Eddie Daniels is considered foremost among performing clarinetists. He also plays a pretty mean tenor saxophone. Daniels opens the recording with Thad Jones's "Mean What You Say, allowing Jones' elder brother Hank an extended introduction. The piece provides a microcosm of the rest of the recording. Daniels plays tenor with a tightly focused, cylindrically dense tone. He navigates the head and solo fluidly. Jones's piano contains the history of jazz, from Lil Hardin Armstrong and Earl Hines to Junior Mance and Gene Harris. The piece sports traded eights among everyone, with a nuclear swing.
That was just the beginning. Daniels plays clarinet on the lion's share of the disc, beginning with a beautifully nostalgic "It Had to be You. Jones bounces with stride accents while Washington's ride cymbal dictates the swing time.

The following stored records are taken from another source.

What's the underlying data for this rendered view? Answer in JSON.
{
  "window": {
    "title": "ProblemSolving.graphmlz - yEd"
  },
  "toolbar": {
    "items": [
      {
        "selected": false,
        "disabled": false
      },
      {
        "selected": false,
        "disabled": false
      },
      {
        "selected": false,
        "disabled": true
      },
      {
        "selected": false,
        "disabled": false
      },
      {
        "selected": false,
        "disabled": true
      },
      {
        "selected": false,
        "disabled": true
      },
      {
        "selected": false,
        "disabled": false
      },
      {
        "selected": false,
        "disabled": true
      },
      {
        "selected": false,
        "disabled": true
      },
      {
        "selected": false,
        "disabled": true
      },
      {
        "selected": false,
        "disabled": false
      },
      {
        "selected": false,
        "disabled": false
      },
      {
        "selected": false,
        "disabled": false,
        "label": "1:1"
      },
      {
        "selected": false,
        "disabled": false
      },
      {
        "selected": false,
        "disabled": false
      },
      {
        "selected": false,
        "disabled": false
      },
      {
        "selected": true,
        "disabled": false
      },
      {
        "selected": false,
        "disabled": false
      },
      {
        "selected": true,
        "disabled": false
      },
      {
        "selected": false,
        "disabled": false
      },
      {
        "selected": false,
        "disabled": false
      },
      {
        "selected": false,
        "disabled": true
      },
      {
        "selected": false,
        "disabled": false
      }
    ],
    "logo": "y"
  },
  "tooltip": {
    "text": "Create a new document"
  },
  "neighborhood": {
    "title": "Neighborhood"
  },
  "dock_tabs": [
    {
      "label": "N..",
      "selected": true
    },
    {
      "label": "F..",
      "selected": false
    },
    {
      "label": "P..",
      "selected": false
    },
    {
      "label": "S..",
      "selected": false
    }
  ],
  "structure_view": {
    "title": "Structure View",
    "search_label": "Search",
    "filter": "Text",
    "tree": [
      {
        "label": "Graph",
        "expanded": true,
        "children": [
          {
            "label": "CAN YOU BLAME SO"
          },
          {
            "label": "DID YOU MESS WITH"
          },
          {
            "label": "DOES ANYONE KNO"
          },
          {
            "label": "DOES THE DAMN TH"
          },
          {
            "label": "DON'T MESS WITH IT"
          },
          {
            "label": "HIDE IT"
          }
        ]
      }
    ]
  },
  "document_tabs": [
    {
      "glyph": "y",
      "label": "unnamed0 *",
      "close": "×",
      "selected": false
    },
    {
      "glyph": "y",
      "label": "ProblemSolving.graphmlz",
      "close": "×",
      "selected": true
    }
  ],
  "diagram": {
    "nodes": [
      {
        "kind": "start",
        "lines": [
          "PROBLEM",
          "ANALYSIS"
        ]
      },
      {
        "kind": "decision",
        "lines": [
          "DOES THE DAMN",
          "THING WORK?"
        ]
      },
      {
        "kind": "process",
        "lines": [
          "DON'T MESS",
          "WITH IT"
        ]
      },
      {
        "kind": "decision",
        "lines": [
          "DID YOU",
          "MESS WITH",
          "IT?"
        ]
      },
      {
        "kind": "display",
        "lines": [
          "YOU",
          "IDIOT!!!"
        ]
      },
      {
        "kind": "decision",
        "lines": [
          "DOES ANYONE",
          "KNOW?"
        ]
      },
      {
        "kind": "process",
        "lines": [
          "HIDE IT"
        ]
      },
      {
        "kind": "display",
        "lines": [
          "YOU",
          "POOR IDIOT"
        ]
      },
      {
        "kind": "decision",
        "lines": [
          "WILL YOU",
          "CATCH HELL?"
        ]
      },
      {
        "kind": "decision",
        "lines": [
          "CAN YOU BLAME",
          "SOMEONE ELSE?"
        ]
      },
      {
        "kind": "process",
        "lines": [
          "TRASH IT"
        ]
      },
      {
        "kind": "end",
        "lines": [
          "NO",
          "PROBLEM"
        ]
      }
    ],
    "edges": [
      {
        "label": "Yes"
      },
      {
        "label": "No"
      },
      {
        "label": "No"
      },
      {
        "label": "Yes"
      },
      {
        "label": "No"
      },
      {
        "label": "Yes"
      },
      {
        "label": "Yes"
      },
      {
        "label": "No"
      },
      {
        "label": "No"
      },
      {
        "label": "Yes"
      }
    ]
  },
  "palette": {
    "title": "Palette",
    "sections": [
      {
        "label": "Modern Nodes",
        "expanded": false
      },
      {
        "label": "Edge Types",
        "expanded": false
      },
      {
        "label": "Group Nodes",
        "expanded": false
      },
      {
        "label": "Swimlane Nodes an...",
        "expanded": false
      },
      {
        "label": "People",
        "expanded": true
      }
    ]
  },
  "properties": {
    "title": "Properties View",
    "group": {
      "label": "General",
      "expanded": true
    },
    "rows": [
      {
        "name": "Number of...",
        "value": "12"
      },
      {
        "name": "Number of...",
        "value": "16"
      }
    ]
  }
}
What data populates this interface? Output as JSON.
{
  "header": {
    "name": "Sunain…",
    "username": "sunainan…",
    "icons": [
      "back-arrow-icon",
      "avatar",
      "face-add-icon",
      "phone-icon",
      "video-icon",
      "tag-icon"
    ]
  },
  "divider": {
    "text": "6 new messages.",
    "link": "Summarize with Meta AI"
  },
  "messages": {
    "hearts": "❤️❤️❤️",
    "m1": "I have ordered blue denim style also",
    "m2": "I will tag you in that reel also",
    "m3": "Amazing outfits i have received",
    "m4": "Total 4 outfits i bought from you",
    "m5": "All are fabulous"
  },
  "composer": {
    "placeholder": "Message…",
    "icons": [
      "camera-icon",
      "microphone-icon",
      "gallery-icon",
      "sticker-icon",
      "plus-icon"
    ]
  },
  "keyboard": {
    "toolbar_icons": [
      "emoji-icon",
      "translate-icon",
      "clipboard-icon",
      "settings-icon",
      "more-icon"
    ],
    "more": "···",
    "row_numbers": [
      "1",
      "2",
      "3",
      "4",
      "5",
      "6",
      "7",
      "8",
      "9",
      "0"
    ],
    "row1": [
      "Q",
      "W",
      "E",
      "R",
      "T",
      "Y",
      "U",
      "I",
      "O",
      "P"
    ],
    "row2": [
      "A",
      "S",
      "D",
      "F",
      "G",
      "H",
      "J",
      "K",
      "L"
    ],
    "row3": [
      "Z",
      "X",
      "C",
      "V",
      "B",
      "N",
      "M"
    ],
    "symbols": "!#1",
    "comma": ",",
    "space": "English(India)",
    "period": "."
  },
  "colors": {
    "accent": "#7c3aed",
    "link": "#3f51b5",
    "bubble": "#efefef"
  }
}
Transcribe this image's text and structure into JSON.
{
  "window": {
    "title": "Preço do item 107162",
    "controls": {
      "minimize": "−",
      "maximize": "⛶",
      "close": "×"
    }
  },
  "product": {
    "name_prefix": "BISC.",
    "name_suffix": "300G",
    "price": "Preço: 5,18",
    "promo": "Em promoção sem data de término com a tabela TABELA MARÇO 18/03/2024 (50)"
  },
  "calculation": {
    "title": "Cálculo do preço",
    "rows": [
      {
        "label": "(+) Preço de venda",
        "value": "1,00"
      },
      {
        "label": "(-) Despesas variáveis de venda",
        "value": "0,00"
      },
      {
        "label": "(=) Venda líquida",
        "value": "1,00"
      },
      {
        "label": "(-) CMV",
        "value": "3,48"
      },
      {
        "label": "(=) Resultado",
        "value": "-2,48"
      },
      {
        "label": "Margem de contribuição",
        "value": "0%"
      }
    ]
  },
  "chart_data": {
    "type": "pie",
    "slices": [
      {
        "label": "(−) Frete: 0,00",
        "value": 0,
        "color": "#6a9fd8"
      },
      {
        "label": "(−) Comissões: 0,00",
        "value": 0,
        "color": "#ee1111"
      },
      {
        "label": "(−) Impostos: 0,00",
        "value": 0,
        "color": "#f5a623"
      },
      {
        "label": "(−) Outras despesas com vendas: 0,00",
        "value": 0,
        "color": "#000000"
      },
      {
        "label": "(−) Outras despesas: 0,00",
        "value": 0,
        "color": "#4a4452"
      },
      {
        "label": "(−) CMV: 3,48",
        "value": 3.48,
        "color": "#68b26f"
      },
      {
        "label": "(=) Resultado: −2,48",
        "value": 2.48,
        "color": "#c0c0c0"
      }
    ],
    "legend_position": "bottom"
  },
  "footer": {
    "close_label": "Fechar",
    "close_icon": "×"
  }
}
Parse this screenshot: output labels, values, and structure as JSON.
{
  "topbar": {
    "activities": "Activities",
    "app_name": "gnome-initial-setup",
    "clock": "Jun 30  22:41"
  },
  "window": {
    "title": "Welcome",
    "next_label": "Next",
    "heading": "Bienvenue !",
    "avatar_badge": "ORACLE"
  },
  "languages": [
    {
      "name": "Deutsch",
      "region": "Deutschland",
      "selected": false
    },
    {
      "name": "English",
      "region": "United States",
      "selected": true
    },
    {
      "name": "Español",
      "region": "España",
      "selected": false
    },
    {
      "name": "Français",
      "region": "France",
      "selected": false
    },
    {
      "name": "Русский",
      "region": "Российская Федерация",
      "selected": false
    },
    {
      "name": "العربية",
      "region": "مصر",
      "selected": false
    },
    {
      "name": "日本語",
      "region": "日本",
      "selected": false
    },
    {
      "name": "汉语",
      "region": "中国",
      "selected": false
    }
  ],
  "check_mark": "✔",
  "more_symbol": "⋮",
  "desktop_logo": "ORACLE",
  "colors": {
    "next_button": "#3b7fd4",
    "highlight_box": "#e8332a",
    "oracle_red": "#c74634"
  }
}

Billy Strayhorn's "Passion Flower is delicately supported by Washington's supple brushwork and Richard Davis's fat bass notes.
"Why You...," based on a simple blues motif, is an original penned by Daniels and Jones that allows the principals to stretch out. The eights traded in this piece are thrilling. The two also attack bebop on the Charlie Parker vehicle "My Little Suede Shoes. Mean What You Say is a superb recording which deserves consideration as one of the best of the year.
Track Listing: Mean What You Say; It Had To Be You; Passion Flower; Nagasaki; My One And Only Love; Why You;Ö Azure; The Touch Of Your Lips; You And The Night And The Music; I'm Getting Sentimental Over You; My Little Suede Shoes; How Deep Is The Ocean.
Personnel: Eddie Daniels: clarinet, tenor saxophone; Hank Jones: piano; Richard Davis: double bass;
Kenny Washington: drums.
I love jazz because I enjoy the freedom.
I was first exposed to jazz when I was 17.
I met Cedar Walton at a concert in San Paulo.
The best show I ever attended was Helio Jambao trio.
The first jazz record I bought was Witchcraft by George Benson.
My advice to new listeners is listen to the old school first.